In The Progress of Fun W.S. Gilbert was considered, not as a ‘classic Victorian’, but as part of an on-going comedic continuum stretching from Aristophanes to Joe Orton and beyond. Pipes and Tabors continues the story, covering the comedic experience differently by reference to genres. Here – treated in relation to a line of significant others – we discover how Gilbert responded to areas such as the Pastoral, the Irish drama, nautical scenarios, melodrama, sensation-theatre, the nonsensemode, pantomime spectaculars, fairy plays, and classical farce. Also included is a wider look at his relation to various European musical forms and (for instance) to the English line of wit and the Elizabethan pamphleteers. To consider a writer not so much by a study of individual works as by threads of linking generic modes tells us a great deal about cultural interconnections and the richly textured nature of theatrical experience. Pipes and Tabors offers a tapestry of overlapping genres and treatments, showing not just the design of the finished products but the shreds and patches which form the underside of the weave. According to Dorothy L. Sayers, life itself offers us the apparent loose ends of a design which will only be revealed from the front after death. In terms of Gilbertian comedy, we are privileged to be able to track both the effort of the weave and the skill of the finished product. On the way we will also discover some new links and sub-text implications about other 19th century denigrated groups which were buried from sight for too long.
Table of Contents
Introduction : Intention and Parameters.
Part One : Background and Developments
Part Two : Genres and Their Treatment :
a) Masque, Dumb-Show and the Pastoral
b) Irish Drama: Examples from Boucicault and Elsewhere
c) Opera, Tragedy and Politics : The Burlesque Response
d) Nautical Burlesque

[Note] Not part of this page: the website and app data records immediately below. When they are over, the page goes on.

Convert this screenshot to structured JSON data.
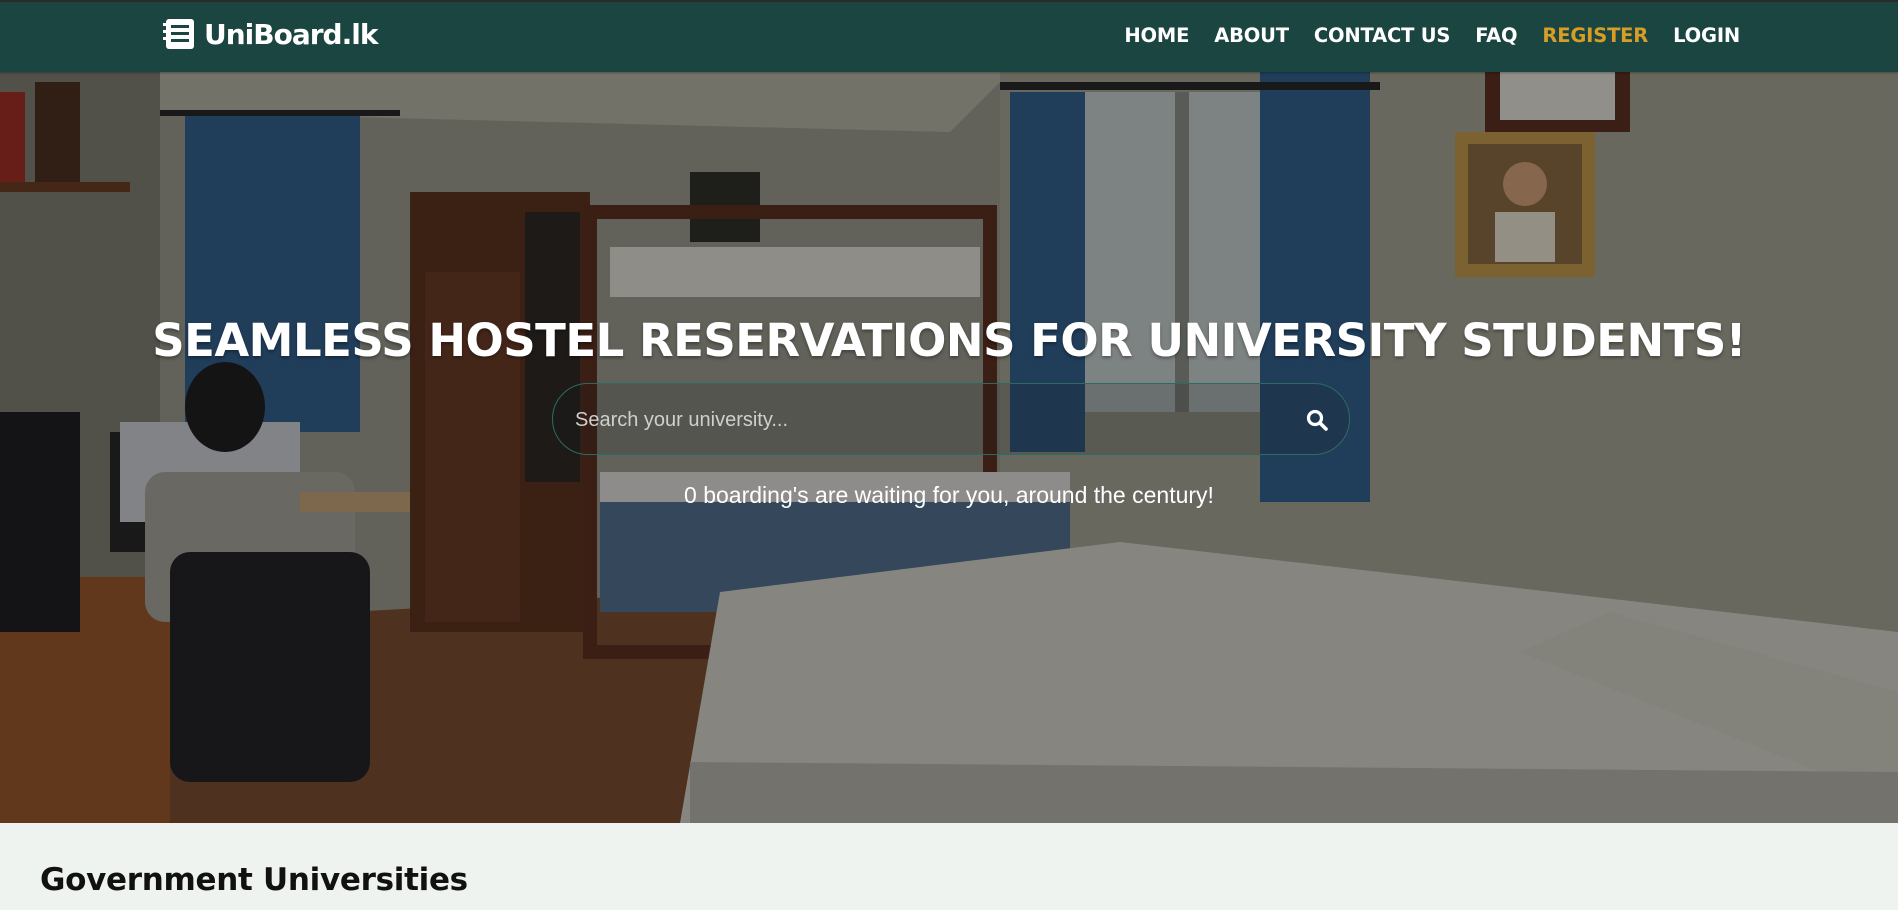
{
  "brand": {
    "name": "UniBoard.lk"
  },
  "nav": {
    "home": "HOME",
    "about": "ABOUT",
    "contact": "CONTACT US",
    "faq": "FAQ",
    "register": "REGISTER",
    "login": "LOGIN"
  },
  "hero": {
    "headline": "SEAMLESS HOSTEL RESERVATIONS FOR UNIVERSITY STUDENTS!",
    "search_placeholder": "Search your university...",
    "tagline": "0 boarding's are waiting for you, around the century!"
  },
  "section": {
    "title": "Government Universities"
  },
  "colors": {
    "navbar": "#1b4540",
    "accent": "#d79d27",
    "page_bg": "#eef3ef"
  },
  "icons": [
    "logo-icon",
    "search-icon"
  ]
}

c) Burlesque Melodrama and Gothic Parody
d) Burlesque Sensation
e) Nonsense and Surrealism.
g) Genres of the Supernatural : Fairies, Diabolism and the Realm of Magic
h) Farce as a genre and expression of the Comic Spirit.
Part Three :
Other genres and Concluding Observations.
Richard Moore is a graduate of Cambridge University with a doctorate in Christianity and Paganism in Victorian Fiction and a Certificate in Education (Distinction). He works as a free-lance teacher in Higher Education and as a creative writer. Currently he is working on a libretto based on Gilbert’s play Foggerty’s Fairy, for which any composer-interest would be welcome. His other interests are nature conservation, exploring Scotland’s more remote places, and following his enthusiasm for a wide range of historical, literary and musical interests – the last especially including opera, oratorio and ragtime.